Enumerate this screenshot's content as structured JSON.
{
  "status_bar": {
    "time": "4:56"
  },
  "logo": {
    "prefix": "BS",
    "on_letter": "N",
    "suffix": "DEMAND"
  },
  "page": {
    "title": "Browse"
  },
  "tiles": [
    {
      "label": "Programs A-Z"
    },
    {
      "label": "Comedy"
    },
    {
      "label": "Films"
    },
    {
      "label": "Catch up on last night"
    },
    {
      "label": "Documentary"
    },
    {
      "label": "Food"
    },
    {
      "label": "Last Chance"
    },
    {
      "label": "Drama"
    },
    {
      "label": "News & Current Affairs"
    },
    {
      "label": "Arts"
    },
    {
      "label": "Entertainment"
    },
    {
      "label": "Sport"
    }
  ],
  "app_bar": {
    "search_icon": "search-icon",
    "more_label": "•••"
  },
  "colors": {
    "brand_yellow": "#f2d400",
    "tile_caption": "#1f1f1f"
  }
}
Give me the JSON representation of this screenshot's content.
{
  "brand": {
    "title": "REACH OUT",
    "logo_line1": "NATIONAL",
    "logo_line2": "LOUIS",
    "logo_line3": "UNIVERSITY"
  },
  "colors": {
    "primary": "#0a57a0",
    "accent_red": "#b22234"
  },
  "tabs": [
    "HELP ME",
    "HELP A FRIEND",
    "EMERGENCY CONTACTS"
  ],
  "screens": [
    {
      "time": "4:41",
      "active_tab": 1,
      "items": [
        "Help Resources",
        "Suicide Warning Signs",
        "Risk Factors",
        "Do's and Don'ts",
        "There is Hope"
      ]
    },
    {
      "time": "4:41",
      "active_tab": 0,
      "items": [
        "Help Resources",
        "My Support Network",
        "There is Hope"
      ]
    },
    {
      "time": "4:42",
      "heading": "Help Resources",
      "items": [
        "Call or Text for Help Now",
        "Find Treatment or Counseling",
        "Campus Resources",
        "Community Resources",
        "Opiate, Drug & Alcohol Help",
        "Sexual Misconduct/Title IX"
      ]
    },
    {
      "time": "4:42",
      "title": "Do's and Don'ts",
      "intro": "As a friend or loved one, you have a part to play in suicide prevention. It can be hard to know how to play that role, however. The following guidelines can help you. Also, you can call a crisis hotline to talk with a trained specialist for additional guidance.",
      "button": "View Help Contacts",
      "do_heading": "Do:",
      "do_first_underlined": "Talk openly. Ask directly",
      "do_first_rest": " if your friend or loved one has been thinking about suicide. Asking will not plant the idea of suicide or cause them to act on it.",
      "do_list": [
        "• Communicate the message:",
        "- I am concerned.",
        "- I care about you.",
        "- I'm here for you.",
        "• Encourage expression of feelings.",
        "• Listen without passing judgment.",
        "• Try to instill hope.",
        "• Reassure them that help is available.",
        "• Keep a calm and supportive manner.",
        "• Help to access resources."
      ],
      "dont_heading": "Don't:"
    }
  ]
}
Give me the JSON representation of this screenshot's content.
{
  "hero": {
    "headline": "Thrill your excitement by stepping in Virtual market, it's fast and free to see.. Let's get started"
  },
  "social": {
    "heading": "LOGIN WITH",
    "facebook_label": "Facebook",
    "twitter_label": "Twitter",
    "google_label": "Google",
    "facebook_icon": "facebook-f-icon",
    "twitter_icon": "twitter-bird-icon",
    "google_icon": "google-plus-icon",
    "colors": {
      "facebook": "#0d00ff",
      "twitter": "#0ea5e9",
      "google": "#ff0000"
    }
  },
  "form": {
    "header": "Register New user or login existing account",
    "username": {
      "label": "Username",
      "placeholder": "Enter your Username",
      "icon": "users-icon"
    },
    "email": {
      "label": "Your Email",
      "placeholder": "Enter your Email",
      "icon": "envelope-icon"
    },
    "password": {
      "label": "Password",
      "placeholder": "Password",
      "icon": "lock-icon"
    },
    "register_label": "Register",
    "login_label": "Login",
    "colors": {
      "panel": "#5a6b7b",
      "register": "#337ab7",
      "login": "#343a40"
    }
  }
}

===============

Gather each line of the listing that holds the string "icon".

- **SOLVED EXERCISE**:
    "search_icon": "search-icon",
    "facebook_icon": "facebook-f-icon",
    "twitter_icon": "twitter-bird-icon",
    "google_icon": "google-plus-icon",
      "icon": "users-icon"
      "icon": "envelope-icon"
      "icon": "lock-icon"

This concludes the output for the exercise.